Exercise: Only a number is wanted here: how many lines in the entries below contain the word "value".

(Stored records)
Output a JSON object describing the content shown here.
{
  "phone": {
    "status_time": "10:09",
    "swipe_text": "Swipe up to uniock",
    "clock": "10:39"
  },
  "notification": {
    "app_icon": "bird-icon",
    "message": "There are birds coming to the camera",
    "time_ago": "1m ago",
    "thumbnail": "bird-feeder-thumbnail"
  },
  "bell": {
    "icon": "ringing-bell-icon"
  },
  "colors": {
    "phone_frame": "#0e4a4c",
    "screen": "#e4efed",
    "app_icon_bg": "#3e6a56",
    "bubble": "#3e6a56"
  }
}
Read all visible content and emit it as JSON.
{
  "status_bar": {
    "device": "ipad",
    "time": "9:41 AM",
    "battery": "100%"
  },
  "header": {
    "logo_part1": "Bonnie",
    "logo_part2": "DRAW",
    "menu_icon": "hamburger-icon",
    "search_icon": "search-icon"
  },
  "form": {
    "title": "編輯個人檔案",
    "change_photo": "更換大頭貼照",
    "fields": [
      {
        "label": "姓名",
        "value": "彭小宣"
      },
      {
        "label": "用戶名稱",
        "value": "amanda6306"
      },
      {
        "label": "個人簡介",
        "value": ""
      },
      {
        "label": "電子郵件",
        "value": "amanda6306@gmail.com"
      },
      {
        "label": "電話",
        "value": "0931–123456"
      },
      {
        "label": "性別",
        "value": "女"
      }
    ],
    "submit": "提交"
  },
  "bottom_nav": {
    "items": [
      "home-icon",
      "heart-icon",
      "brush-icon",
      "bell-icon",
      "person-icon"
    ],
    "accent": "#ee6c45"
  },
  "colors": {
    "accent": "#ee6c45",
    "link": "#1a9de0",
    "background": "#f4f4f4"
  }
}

Solution to the exercise: 6